Could you please count how many lines in the data below hold the string "heading"? Reply with only the number.

MATERIAL FOR THIS TASK below:

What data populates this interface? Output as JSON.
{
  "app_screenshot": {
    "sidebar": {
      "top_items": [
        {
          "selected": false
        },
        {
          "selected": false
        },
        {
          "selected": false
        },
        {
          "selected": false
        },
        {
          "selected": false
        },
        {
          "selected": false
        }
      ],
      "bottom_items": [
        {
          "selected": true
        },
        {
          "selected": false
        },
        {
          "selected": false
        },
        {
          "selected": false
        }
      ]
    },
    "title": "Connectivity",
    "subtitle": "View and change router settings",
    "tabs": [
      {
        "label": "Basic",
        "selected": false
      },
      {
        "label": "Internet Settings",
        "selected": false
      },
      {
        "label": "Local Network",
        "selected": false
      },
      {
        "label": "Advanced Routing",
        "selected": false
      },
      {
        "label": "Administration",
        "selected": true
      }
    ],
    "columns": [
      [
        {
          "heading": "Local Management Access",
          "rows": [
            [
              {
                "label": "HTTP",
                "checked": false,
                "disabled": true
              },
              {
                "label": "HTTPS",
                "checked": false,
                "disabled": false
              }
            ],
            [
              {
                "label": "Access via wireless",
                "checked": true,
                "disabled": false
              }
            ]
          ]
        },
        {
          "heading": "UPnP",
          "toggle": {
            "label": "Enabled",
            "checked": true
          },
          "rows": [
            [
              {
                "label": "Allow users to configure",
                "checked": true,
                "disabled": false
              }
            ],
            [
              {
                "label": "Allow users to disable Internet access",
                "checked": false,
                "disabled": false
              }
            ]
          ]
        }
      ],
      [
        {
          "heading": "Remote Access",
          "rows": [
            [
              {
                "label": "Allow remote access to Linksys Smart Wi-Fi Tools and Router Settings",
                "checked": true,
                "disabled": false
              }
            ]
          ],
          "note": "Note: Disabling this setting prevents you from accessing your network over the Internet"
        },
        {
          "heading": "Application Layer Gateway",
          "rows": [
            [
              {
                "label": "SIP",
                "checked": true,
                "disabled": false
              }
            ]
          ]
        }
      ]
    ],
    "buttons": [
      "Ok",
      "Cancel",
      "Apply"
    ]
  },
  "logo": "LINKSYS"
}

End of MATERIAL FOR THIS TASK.

• RESPONSE TO THIS TASK: 4